Page and application data records
--- START ---
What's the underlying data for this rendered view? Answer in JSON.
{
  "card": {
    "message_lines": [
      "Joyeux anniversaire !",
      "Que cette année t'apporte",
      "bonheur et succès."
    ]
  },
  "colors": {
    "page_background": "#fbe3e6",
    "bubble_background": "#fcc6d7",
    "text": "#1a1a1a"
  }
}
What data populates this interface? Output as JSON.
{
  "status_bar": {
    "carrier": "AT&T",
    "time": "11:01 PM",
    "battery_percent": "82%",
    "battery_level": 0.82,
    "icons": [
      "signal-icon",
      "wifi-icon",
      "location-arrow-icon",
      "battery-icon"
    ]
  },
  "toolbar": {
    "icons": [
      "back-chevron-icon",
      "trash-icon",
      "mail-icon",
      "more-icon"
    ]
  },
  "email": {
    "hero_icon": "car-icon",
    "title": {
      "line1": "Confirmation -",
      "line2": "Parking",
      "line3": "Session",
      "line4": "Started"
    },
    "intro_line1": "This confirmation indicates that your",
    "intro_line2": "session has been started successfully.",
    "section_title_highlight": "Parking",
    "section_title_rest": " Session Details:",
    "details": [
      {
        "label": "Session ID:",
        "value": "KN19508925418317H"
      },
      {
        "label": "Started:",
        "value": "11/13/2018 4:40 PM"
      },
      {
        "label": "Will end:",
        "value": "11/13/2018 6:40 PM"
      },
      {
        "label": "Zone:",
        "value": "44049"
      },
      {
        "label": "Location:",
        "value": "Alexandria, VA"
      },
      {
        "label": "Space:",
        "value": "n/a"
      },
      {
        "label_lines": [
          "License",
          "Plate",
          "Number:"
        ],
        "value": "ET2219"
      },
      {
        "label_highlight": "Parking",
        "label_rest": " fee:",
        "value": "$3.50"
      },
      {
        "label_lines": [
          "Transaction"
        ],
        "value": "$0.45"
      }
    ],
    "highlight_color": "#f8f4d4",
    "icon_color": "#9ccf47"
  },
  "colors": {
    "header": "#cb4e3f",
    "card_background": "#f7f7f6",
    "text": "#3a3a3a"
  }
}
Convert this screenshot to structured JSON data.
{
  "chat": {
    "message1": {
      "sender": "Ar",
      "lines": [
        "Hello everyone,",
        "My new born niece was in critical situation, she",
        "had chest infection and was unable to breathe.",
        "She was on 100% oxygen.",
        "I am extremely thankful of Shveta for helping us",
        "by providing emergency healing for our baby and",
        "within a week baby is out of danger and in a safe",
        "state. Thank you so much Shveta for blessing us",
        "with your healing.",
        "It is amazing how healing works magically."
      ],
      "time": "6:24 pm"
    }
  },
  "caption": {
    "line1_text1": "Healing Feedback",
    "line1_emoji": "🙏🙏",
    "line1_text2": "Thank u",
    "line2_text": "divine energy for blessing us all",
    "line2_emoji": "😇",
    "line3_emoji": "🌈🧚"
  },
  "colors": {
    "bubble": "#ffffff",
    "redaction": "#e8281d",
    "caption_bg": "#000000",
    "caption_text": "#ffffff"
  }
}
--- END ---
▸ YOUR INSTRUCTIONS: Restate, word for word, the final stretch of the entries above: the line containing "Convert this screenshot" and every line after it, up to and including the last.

▸ WRITTEN SOLUTION:
Convert this screenshot to structured JSON data.
{
  "chat": {
    "message1": {
      "sender": "Ar",
      "lines": [
        "Hello everyone,",
        "My new born niece was in critical situation, she",
        "had chest infection and was unable to breathe.",
        "She was on 100% oxygen.",
        "I am extremely thankful of Shveta for helping us",
        "by providing emergency healing for our baby and",
        "within a week baby is out of danger and in a safe",
        "state. Thank you so much Shveta for blessing us",
        "with your healing.",
        "It is amazing how healing works magically."
      ],
      "time": "6:24 pm"
    }
  },
  "caption": {
    "line1_text1": "Healing Feedback",
    "line1_emoji": "🙏🙏",
    "line1_text2": "Thank u",
    "line2_text": "divine energy for blessing us all",
    "line2_emoji": "😇",
    "line3_emoji": "🌈🧚"
  },
  "colors": {
    "bubble": "#ffffff",
    "redaction": "#e8281d",
    "caption_bg": "#000000",
    "caption_text": "#ffffff"
  }
}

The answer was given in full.